IN 1968: Demonstrators and troops in Chicago during the Democratic National… (Associated Press )
DENVER — Every four years, liberal activists follow political power brokers and the world media to the Democratic and Republican party conventions, filling the streets with spirited protest against war, corporate domination and environmental destruction.
This year there's a twist: Many protesters will demonstrate outside a convention that will nominate the first black major-party presidential candidate in history, who is opposed to the Iraq war and was once a community organizer and activist in Chicago.
But Barack Obama will not get a pass from demonstrators at the Democratic National Convention. Activists say they are wary of his shift to the center since he secured the nomination last month.
"We're hoping he can remember his roots and, through these mass rallies and protests, we can move him," said Glenn Spagnuolo, a spokesman for an umbrella group coordinating the Denver protests, provocatively named Re-create '68.
In Denver as well as in St. Paul, Minn., the site of the Republican National Convention, activists are already skirmishing with city officials over where and when they will be allowed to demonstrate. But different dynamics are forming. In Minnesota, activists are eager to contrast their views with the Republican Party's pro-business agenda and support for the Iraq war.
"People are coming from around the country to stand side by side and show how angry Americans are at the state of the country," said Jess Sundin, spokeswoman for the group coordinating protests in Minnesota.
As many as 50,000 people are expected in the Twin Cities -- so many that activists are asking farmers to let demonstrators camp in their fields.
"Why go to Denver if you can be here protesting the important political issues being raised this year: the war in Iraq and the Republican way?" Sundin said.
In Denver, where activists say as many as 25,000 may show up, some demonstrators are taking pains to explain that they are not against Obama.
"People are looking to him to end this militarism, end this assault on civil liberties," said Carolyn Bninski of the Rocky Mountain Peace and Justice Center. "A lot of people feel he will make a lot of changes."
In recent years, protesters have caused headaches for cities holding political conventions.
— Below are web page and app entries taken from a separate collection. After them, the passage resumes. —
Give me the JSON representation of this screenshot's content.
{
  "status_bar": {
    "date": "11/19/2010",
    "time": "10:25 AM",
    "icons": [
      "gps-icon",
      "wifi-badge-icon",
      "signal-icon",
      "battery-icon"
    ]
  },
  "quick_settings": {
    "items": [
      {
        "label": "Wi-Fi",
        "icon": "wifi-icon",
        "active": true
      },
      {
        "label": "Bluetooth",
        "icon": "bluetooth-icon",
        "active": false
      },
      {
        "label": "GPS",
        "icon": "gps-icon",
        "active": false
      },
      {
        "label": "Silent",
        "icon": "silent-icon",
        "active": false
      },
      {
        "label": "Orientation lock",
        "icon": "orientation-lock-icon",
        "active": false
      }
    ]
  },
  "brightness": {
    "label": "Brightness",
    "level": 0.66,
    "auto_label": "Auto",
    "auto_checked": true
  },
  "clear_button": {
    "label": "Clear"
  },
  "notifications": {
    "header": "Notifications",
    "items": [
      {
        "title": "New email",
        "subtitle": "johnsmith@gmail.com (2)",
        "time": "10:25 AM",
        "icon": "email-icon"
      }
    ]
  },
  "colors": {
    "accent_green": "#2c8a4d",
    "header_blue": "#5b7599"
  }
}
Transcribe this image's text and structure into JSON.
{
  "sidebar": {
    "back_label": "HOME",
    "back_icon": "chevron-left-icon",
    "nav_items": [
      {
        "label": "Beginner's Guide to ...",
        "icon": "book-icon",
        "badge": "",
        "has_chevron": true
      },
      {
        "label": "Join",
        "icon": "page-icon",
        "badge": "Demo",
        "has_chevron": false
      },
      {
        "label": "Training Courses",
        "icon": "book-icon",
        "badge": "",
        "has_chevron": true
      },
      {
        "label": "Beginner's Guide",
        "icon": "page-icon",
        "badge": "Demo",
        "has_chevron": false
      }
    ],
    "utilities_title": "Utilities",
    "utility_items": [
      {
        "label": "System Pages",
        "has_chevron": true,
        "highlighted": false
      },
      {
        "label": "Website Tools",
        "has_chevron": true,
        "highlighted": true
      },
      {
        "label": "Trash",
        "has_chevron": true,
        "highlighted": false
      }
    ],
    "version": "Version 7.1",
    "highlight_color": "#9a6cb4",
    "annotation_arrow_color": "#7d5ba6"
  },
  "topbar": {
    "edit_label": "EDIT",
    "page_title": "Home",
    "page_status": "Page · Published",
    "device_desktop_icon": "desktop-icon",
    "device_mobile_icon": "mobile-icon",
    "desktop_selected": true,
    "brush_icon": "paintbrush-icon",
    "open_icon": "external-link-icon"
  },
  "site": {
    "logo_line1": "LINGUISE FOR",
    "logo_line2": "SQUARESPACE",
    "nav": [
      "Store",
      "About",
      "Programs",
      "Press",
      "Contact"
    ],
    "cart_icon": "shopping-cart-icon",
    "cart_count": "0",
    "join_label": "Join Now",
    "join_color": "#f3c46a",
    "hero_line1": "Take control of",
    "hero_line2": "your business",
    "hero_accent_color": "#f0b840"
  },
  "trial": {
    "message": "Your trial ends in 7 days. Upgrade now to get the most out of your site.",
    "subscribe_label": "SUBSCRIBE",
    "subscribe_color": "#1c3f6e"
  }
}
Authorities have sometimes taken controversial steps to keep demonstrators from disrupting the proceedings.
In 2000, the Los Angeles Police Department broke up a politically themed rock concert adjacent to the Democratic convention at Staples Center, using pepper spray and rubber bullets to disperse the crowd of 8,000 after a small group of anarchists pelted them with glass bottles, concrete and metal rods.
The city paid $4.1 million in lawsuit settlements with demonstrators who were injured or contended they were arrested without cause during other protests.
About 90% of the New York Police Department's 1,700 arrests of activists during the 2004 Republican convention resulted in acquittals or dismissed charges, spurring allegations that the department had preemptively arrested activists to cut down on protests.
Denver and St. Paul have been bracing for controversy. Denver officials won't talk about police tactics, but they promise to respect activists' rights to demonstrate legally.
"It is a tricky balancing act to accommodate the interests of everyone who is coming to Denver to participate in convention-related activities," said Denver City Atty. David Fine. "We are creating an environment which will maximize the ability of people to speak."
In both cities, the local chapters of the American Civil Liberties Union are suing on behalf of protesters, contending that the cities are forcing the protesters into areas that activists have dubbed "freedom cages" -- which are out of earshot of the delegates -- and allowing marches only during hours when the conventions are not in session.
St. Paul City Atty. John Choi said the city had already altered the parade schedule and mapped the route to get marchers "within the very shadows" of the arena where the convention will meet.
"I honestly don't know how to make these folks happy," Choi said.
Mark Silverstein, legal director of the ACLU of Colorado, attributed the restrictions to increased sensitivity about security since the Sept. 11 terrorist attacks. He said federal officials had initially labeled the parade route in Denver confidential because of national security concerns.
Spagnuolo, the Denver protest organizer, cited Saul Alinsky, a legendary Chicago organizer who was a major influence on Obama, to explain why liberal groups needed to protest at the convention nominating the Illinois senator.
Spagnuolo said Alinsky argued that activists would have a better chance of achieving their goals if they pressured people sympathetic to their cause. "You protest the person closest to your beliefs," he said.